In this dissertation I have looked at treeline development from several different spatial and temporal levels. The first chapter, Drivers and mechanisms of temperate treeline migration, investigates the development and history of treeline studies at the physiological/individual level, the local/landscape scale, and the regional/global level. The subsequent 3 chapters look at specific original research performed at some of these different spatial and temporal levels and are organized from the smallest level to the larger ones. Physiological and growth responses to low temperature in Engelmann Spruce (Picea engelmannii) seedlings, is a study of the ecophysiological responses of Engelmann spruce seedlings at the individual scale during one growing season. I measured biomass and both phenological and physiological responses to decreased daily thermal amplitude. Overall stem elongation and root:shoot ratios decreased, as did starch concentrations, with an increase in temperature. The results showed little variation of gas exchange between the different treatments. Engelmann Spruce (Picea engelmannii) seedling survival at subalpine meadows: water sources, warming, and cover, was a field study of 300 seedlings that used open-topped warming cones. It included the use of stable isotopes to determine variations in depth of water used by different plant forms (grasses, forbs, shrubs and trees). Overall, seedlings grown in warming cones had greener needles than the control, although there was no effect on total seedling survival. Grasses were getting water with a signature similar to that of rain water. Survival of seedlings was connected to the percent of forbs versus grasses at each site. Forty-five years of change (1964-2009) on the Wasatch Plateau, UT: Using aerial images to determine forest invasion into subalpine meadows is the final chapter and looks at the Wasatch Plateau's recent history. In this study I compared three aerial images over a 45 year period and determined there has been an increase of cover and treeline invasion into subalpine meadows. In summary, overall design of research for this dissertation recognized the complexity of the spatial/temporal scales involved in treeline studies and thus integrated laboratory, field, and remote sensing procedures.
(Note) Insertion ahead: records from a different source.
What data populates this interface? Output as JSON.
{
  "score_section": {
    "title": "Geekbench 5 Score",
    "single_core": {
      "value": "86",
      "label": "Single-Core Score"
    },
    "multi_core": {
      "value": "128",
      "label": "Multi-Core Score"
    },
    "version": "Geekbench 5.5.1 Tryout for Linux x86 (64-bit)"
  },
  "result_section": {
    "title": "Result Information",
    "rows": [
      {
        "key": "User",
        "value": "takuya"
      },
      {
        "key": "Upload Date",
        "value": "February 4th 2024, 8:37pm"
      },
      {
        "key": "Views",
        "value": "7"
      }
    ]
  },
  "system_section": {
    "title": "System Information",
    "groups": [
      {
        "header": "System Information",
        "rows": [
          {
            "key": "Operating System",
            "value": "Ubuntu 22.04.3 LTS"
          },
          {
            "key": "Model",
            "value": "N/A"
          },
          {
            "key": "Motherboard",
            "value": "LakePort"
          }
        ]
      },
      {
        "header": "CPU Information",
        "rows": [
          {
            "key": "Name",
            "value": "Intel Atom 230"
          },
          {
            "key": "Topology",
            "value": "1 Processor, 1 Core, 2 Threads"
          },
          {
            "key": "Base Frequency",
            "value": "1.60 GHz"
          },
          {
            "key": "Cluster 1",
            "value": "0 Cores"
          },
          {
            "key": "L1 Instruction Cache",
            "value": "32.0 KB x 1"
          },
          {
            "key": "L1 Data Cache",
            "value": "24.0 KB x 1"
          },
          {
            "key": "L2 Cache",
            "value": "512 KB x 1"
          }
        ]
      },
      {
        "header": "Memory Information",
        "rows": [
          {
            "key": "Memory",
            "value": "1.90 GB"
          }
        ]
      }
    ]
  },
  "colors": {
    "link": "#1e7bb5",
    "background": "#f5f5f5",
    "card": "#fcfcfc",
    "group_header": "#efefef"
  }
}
|Commitee:||Pratt, James R., Swanson, Mark|
|School:||Washington State University|
|Department:||Environmental and Natural Resource Sciences|
|School Location:||United States -- Washington|
|Source:||DAI-B 75/02(E), Dissertation Abstracts International|
|Subjects:||Plant biology, Ecology, Environmental science|
|Keywords:||Climate change, Picea engelmannii, Remote sensing, Spruce seedlings, Treeline, Warming|
Copyright in each Dissertation and Thesis is retained by the author. All Rights Reserved
The supplemental file or files you are about to download were provided to ProQuest by the author as part of a
dissertation or thesis. The supplemental files are provided "AS IS" without warranty. ProQuest is not responsible for the
content, format or impact on the supplemental file(s) on our system. in some cases, the file type may be unknown or
may be a .exe file. We recommend caution as you open such files.
Copyright of the original materials contained in the supplemental file is retained by the author and your access to the
supplemental files is subject to the ProQuest Terms and Conditions of use.
Depending on the size of the file(s) you are downloading, the system may take some time to download them. Please be